The closing statement included a pledge "to continue a dialogue designed to better understand the issues posed by violence and the threat of aggression," an indication that whatever differences brought the churchmen together had not been fully resolved.
Msgr. Daniel Hoye, secretary of the U.S. National Conference of Catholic Bishops, said that there was a "basic consensus on principle" among European and U.S. bishops that the church has the authority to speak out against nuclear war but that there were some disagreements on specifics, The Associated Press reported.
"We agreed to disagree on some basic applications," Hoye said. He did not specify what the disagreements were but said that the Americans were not pressured by the Vatican or European bishops to change their position.
The conference, which discussed the issue of deterrence, the relationship between conventional and nuclear arms and the moral and theological questions involved in the use of nuclear weapons, took place as the governments of the European countries involved--West Germany, Italy, Belgium, Britain, the Netherlands and France--were embroiled in an increasingly complex debate over implementing a NATO plan to deploy 572 Pershing II and cruise missiles.
So far among Catholics the lead on the antinuclear front has been taken by the U.S. conference of bishops represented at this week's meeting by Hoye; Archbishop John Roach of Minneapolis-St. Paul, president of the national conference; Archbishop Joseph L. Bernardin of Chicago and the Rev. Brian Hehir.
In contrast, some of the Western European bishops are known to have begun the meeting with concern over some aspects of the American document, which, in its present form, substantially rules out the use of nuclear weapons in most instances and seriously questions the validity of deterrence unless it is coupled with serious bilateral disarmament efforts.
The document issued at the close of the meeting stressed the importance of reaching agreement. "It seemed necessary that these episcopal conferences, particularly involved for different reasons in the problem of nuclear armaments, should get together to exchange information on the experiences of their different countries and to examine them in the context of the church's tradition and the teachings of Pope John Paul II," the statement said.
Before the meeting a Vatican spokesman had said it was strictly "informal and private," but the presence of top Vatican officials and theologians made it clear that the Holy See has decided to give great importance to the subject.
The meeting was chaired by Vatican Secretary of State Cardinal Agostino Casaroli and Cardinal Joseph Ratzinger, head of the Congregation for the Doctrine of the Faith.
As recently as Saturday the pontiff reiterated his concern over nuclear arms, urging that "those involved must make reciprocal efforts to go through the stages of disarmament together, trying to reach the maximum possible reductions without delay."

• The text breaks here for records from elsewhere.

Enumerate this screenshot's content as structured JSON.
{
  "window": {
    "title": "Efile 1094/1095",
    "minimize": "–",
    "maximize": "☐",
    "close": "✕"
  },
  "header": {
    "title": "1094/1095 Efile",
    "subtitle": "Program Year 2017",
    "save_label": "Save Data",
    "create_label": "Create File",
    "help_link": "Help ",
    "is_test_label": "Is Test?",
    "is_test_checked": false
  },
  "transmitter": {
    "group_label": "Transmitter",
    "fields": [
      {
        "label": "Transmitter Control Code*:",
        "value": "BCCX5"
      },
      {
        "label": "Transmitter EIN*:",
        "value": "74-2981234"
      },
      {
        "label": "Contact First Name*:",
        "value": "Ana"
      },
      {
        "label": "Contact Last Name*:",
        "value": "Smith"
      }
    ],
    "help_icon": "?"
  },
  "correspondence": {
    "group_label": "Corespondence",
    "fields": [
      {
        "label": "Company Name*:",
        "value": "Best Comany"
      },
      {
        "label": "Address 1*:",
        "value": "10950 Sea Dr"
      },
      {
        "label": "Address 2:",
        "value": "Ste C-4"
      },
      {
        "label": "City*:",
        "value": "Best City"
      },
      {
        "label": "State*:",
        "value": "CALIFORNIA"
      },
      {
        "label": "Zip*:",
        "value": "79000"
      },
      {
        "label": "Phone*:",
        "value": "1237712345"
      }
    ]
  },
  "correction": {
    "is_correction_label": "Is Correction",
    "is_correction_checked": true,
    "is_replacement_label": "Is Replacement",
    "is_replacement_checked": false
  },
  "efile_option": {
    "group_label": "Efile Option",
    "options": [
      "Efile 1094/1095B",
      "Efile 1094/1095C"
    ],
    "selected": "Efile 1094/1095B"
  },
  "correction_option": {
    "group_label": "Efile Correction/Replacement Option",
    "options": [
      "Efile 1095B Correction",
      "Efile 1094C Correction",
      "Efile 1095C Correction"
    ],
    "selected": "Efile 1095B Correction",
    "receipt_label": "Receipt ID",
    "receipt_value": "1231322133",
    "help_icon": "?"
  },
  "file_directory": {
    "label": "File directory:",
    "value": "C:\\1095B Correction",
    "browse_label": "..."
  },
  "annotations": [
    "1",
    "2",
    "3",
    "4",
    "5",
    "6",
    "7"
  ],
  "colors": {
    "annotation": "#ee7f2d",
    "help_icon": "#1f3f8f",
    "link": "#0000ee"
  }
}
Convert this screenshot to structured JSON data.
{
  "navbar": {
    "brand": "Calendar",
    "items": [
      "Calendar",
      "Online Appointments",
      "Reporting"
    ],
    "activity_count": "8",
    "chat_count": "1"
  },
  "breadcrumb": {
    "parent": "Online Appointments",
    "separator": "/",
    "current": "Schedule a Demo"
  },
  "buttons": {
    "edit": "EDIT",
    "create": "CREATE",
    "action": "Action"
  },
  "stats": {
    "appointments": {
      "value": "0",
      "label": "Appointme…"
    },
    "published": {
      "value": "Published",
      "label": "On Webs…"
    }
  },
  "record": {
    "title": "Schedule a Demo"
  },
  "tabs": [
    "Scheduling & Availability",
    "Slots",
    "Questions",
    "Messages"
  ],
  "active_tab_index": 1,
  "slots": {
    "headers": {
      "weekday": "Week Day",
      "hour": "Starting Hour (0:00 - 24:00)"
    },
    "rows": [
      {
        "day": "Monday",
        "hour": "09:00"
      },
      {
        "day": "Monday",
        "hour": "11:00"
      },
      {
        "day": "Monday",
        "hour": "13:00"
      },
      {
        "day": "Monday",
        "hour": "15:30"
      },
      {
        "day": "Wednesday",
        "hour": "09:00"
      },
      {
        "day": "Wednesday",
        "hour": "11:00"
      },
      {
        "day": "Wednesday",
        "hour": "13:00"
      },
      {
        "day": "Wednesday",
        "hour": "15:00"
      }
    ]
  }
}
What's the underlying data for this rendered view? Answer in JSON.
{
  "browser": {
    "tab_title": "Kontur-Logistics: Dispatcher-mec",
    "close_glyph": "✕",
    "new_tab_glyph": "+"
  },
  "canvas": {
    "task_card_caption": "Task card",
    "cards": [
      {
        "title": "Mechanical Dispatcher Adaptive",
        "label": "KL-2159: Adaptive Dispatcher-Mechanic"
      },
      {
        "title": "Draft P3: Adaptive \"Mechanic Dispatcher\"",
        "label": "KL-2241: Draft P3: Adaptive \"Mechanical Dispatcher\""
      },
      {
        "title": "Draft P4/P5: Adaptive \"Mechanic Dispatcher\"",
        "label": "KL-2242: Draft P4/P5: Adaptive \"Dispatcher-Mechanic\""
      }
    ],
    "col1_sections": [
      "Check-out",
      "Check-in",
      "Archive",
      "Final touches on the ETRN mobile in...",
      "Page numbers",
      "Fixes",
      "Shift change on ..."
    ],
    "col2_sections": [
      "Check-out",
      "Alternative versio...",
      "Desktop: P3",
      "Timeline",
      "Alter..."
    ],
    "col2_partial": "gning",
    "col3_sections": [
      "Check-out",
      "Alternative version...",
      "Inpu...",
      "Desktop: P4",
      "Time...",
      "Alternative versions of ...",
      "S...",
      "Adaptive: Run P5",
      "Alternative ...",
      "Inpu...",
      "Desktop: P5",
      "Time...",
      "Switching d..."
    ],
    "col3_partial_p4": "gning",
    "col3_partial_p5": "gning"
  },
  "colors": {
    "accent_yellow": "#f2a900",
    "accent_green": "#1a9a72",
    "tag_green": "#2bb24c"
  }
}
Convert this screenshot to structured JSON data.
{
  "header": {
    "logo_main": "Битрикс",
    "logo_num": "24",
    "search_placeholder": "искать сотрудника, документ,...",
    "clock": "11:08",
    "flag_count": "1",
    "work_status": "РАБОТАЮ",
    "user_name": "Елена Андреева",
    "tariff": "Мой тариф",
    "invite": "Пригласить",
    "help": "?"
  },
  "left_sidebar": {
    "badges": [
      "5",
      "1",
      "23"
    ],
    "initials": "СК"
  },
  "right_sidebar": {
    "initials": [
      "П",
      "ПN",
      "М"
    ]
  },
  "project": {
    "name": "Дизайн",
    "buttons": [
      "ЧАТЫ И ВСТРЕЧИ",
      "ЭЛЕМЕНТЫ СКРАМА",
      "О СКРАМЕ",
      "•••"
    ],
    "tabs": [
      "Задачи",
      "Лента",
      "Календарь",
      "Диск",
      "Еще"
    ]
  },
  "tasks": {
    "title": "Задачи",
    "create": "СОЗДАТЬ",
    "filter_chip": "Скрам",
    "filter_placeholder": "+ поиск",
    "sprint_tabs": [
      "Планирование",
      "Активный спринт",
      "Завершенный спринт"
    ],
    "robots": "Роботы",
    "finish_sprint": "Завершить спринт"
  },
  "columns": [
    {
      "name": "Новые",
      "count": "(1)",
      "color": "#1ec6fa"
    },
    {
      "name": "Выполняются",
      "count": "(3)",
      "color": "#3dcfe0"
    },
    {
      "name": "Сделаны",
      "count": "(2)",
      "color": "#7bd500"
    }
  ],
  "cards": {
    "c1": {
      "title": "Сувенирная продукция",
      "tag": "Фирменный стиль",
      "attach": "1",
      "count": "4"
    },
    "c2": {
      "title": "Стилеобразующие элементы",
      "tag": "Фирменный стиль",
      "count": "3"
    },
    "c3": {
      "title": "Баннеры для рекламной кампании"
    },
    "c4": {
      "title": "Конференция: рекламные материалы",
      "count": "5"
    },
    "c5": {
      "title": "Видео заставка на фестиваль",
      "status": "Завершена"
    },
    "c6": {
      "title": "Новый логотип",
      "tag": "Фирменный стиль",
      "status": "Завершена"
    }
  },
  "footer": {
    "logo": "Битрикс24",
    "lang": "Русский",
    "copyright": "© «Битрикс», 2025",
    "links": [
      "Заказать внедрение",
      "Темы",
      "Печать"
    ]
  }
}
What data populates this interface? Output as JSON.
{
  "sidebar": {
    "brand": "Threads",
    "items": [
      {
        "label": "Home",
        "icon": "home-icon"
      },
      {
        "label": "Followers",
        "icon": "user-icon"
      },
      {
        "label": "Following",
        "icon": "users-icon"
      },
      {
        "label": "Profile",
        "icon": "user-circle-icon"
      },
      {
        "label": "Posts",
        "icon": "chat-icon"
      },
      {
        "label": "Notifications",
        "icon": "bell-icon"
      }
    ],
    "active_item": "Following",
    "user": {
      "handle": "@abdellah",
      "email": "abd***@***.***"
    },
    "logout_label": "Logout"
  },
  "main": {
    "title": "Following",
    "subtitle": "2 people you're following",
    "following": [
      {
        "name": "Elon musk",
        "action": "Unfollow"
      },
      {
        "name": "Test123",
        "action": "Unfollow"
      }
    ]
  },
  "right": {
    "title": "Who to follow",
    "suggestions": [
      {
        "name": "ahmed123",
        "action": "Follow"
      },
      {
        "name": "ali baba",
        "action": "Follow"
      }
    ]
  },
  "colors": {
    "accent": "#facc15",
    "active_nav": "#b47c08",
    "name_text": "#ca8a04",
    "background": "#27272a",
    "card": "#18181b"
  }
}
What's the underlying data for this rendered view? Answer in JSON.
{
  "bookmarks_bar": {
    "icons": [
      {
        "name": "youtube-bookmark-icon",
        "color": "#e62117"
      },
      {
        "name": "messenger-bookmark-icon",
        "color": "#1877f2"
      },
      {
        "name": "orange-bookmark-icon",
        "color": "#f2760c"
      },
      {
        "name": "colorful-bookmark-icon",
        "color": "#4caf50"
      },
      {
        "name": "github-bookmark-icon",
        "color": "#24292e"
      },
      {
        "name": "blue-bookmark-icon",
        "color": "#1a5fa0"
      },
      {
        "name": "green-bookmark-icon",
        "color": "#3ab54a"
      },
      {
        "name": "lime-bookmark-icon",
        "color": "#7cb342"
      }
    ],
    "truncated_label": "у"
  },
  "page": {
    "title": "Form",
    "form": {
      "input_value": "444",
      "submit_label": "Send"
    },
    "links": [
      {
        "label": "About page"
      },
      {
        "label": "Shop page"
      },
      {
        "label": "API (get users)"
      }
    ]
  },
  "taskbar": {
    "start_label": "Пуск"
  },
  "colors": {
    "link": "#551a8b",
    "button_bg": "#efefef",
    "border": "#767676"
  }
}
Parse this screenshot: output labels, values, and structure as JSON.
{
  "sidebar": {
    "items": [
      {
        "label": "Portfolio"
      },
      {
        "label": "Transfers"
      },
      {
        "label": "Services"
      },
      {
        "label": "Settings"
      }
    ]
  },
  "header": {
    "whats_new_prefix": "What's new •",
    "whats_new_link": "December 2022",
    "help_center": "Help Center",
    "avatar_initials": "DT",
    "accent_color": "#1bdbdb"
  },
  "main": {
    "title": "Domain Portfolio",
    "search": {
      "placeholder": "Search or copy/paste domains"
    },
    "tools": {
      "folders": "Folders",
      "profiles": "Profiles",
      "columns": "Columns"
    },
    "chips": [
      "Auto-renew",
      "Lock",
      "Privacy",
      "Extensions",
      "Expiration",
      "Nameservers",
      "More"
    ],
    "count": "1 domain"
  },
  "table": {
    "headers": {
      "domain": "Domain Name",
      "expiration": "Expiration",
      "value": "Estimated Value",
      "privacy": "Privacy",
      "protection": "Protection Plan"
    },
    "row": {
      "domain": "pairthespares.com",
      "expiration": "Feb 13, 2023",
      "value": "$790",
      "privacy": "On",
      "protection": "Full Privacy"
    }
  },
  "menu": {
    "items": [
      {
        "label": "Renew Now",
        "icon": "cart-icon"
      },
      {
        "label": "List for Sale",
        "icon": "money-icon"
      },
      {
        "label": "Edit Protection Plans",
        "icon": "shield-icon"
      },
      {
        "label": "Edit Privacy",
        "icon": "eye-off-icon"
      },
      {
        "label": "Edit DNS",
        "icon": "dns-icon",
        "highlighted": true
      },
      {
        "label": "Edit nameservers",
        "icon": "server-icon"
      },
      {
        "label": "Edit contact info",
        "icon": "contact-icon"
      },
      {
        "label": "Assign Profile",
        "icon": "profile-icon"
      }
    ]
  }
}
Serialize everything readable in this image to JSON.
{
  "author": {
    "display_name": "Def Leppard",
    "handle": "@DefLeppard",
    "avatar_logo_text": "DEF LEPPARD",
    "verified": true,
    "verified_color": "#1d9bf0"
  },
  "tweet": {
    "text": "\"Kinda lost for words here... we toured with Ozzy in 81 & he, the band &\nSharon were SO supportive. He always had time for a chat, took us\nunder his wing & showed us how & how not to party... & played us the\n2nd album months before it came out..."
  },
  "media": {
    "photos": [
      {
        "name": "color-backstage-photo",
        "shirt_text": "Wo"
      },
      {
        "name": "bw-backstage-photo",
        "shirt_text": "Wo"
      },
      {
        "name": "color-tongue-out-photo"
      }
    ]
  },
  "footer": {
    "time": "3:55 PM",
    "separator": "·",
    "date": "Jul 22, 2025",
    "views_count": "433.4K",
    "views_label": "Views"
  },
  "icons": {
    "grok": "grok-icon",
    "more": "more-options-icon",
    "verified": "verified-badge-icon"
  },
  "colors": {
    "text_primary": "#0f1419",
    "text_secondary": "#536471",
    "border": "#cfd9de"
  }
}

The White House has not been pleased with the American bishops' firm stance and last October sent special envoy Gen. Vernon Walters to Rome to explain U.S. strategic policy to the pope.
Although the pontiff has never commented publicly on the American pastoral letter, church sources here in Rome say the pope's recent decision to make Chicago's Bernardin a cardinal showed he was not displeased with the American document. Archbishop Bernardin, who will receive his cardinal's hat on Feb. 2--the only American among 18 selected--is the head of the bishops' commission charged with drafting the document on nuclear weapons.
The European bishops kept an extremely low profile here during the meeting but are known to represent various shades of opinion. The West Germans are now preparing a pastoral letter on the subject that is expected to be published at the end of February. Cardinal Joseph Hoeffner of West Germany said recently that he did not expect the German document to differ in substance from the American letter.
A British statement on nuclear weapons issued about a month ago was weaker and far more general than the American letter, but the British bishops, like the Dutch, are believed to be sympathetic to the American point of view.
The French, perhaps because of their government's commitment to the nuclear force de frappe, have not taken as strong a stand as the Americans, and in Italy, the only official bishops' statement on a related topic was devoted to the issue of a projected nuclear base in Sicily.